=== Exercise aim ===
Repeat the listing below line by line, exactly, leaving its pictures behind.

=== Available data ===

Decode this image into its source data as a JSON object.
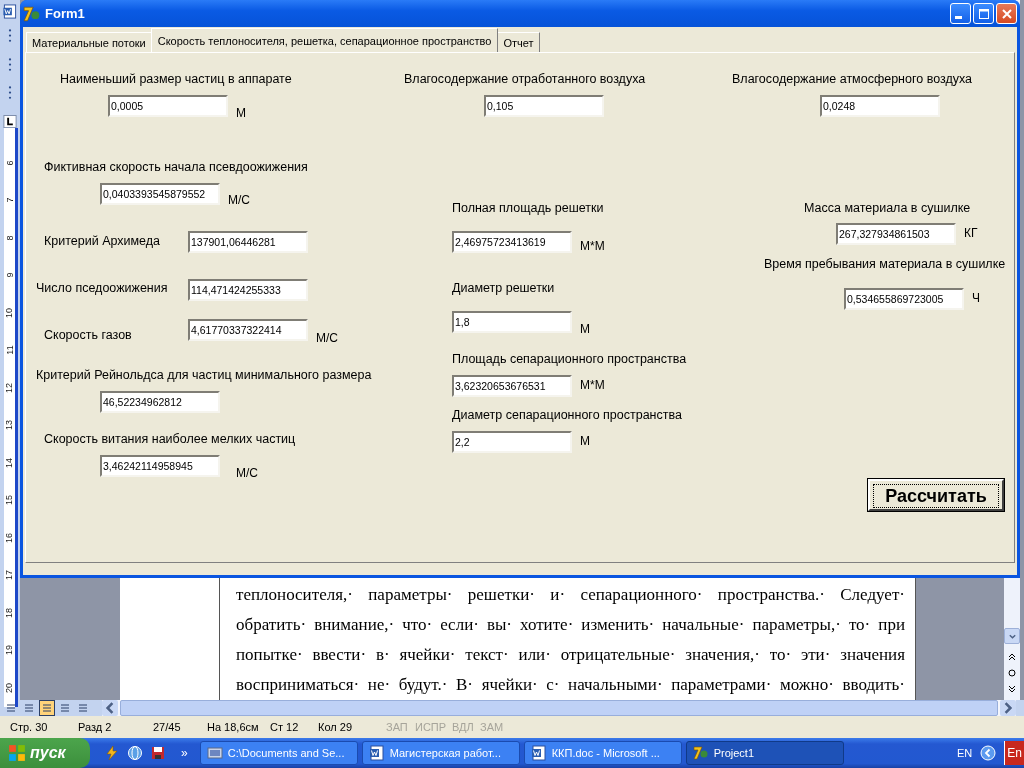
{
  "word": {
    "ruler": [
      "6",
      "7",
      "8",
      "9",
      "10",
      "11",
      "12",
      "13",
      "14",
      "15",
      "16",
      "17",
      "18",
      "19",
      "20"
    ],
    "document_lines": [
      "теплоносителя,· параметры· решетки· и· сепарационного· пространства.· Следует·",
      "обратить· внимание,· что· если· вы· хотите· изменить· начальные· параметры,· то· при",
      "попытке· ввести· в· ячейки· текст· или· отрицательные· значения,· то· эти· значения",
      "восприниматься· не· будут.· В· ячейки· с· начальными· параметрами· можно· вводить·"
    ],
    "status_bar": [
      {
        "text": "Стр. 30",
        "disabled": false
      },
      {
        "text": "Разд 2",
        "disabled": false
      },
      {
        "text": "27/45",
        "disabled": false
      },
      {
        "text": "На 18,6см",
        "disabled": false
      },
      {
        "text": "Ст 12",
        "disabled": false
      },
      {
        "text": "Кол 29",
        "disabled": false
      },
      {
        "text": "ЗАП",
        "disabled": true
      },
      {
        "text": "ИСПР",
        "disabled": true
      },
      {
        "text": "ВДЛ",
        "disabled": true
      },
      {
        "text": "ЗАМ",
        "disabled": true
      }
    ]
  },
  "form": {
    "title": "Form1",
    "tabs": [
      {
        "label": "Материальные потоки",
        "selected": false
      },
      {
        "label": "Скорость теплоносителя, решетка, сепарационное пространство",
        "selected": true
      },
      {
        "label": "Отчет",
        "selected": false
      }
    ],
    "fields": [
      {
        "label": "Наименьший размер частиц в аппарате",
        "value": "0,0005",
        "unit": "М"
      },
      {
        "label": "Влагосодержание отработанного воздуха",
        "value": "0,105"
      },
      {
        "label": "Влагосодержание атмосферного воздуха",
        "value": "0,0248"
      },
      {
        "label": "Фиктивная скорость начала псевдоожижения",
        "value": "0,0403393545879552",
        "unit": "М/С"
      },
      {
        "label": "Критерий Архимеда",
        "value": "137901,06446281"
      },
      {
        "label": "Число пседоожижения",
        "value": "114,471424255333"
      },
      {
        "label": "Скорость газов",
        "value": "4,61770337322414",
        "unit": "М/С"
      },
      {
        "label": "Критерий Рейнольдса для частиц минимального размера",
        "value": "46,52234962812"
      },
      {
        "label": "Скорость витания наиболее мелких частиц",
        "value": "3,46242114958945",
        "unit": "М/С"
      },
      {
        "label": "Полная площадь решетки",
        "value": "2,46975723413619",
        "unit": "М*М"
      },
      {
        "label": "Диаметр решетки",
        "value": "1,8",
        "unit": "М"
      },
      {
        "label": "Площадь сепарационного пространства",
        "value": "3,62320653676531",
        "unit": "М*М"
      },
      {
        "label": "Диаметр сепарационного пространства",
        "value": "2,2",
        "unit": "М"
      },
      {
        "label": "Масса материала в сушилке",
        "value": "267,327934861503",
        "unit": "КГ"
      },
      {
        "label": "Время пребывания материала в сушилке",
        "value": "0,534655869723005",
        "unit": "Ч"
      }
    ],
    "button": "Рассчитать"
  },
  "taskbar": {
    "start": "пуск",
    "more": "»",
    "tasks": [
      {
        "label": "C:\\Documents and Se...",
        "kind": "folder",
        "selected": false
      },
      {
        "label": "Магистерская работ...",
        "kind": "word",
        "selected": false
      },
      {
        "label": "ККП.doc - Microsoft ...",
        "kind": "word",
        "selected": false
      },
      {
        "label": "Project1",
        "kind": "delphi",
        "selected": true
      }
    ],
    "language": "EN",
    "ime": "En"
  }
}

=== The completed task ===
Decode this image into its source data as a JSON object.
{
  "word": {
    "ruler": [
      "6",
      "7",
      "8",
      "9",
      "10",
      "11",
      "12",
      "13",
      "14",
      "15",
      "16",
      "17",
      "18",
      "19",
      "20"
    ],
    "document_lines": [
      "теплоносителя,· параметры· решетки· и· сепарационного· пространства.· Следует·",
      "обратить· внимание,· что· если· вы· хотите· изменить· начальные· параметры,· то· при",
      "попытке· ввести· в· ячейки· текст· или· отрицательные· значения,· то· эти· значения",
      "восприниматься· не· будут.· В· ячейки· с· начальными· параметрами· можно· вводить·"
    ],
    "status_bar": [
      {
        "text": "Стр. 30",
        "disabled": false
      },
      {
        "text": "Разд 2",
        "disabled": false
      },
      {
        "text": "27/45",
        "disabled": false
      },
      {
        "text": "На 18,6см",
        "disabled": false
      },
      {
        "text": "Ст 12",
        "disabled": false
      },
      {
        "text": "Кол 29",
        "disabled": false
      },
      {
        "text": "ЗАП",
        "disabled": true
      },
      {
        "text": "ИСПР",
        "disabled": true
      },
      {
        "text": "ВДЛ",
        "disabled": true
      },
      {
        "text": "ЗАМ",
        "disabled": true
      }
    ]
  },
  "form": {
    "title": "Form1",
    "tabs": [
      {
        "label": "Материальные потоки",
        "selected": false
      },
      {
        "label": "Скорость теплоносителя, решетка, сепарационное пространство",
        "selected": true
      },
      {
        "label": "Отчет",
        "selected": false
      }
    ],
    "fields": [
      {
        "label": "Наименьший размер частиц в аппарате",
        "value": "0,0005",
        "unit": "М"
      },
      {
        "label": "Влагосодержание отработанного воздуха",
        "value": "0,105"
      },
      {
        "label": "Влагосодержание атмосферного воздуха",
        "value": "0,0248"
      },
      {
        "label": "Фиктивная скорость начала псевдоожижения",
        "value": "0,0403393545879552",
        "unit": "М/С"
      },
      {
        "label": "Критерий Архимеда",
        "value": "137901,06446281"
      },
      {
        "label": "Число пседоожижения",
        "value": "114,471424255333"
      },
      {
        "label": "Скорость газов",
        "value": "4,61770337322414",
        "unit": "М/С"
      },
      {
        "label": "Критерий Рейнольдса для частиц минимального размера",
        "value": "46,52234962812"
      },
      {
        "label": "Скорость витания наиболее мелких частиц",
        "value": "3,46242114958945",
        "unit": "М/С"
      },
      {
        "label": "Полная площадь решетки",
        "value": "2,46975723413619",
        "unit": "М*М"
      },
      {
        "label": "Диаметр решетки",
        "value": "1,8",
        "unit": "М"
      },
      {
        "label": "Площадь сепарационного пространства",
        "value": "3,62320653676531",
        "unit": "М*М"
      },
      {
        "label": "Диаметр сепарационного пространства",
        "value": "2,2",
        "unit": "М"
      },
      {
        "label": "Масса материала в сушилке",
        "value": "267,327934861503",
        "unit": "КГ"
      },
      {
        "label": "Время пребывания материала в сушилке",
        "value": "0,534655869723005",
        "unit": "Ч"
      }
    ],
    "button": "Рассчитать"
  },
  "taskbar": {
    "start": "пуск",
    "more": "»",
    "tasks": [
      {
        "label": "C:\\Documents and Se...",
        "kind": "folder",
        "selected": false
      },
      {
        "label": "Магистерская работ...",
        "kind": "word",
        "selected": false
      },
      {
        "label": "ККП.doc - Microsoft ...",
        "kind": "word",
        "selected": false
      },
      {
        "label": "Project1",
        "kind": "delphi",
        "selected": true
      }
    ],
    "language": "EN",
    "ime": "En"
  }
}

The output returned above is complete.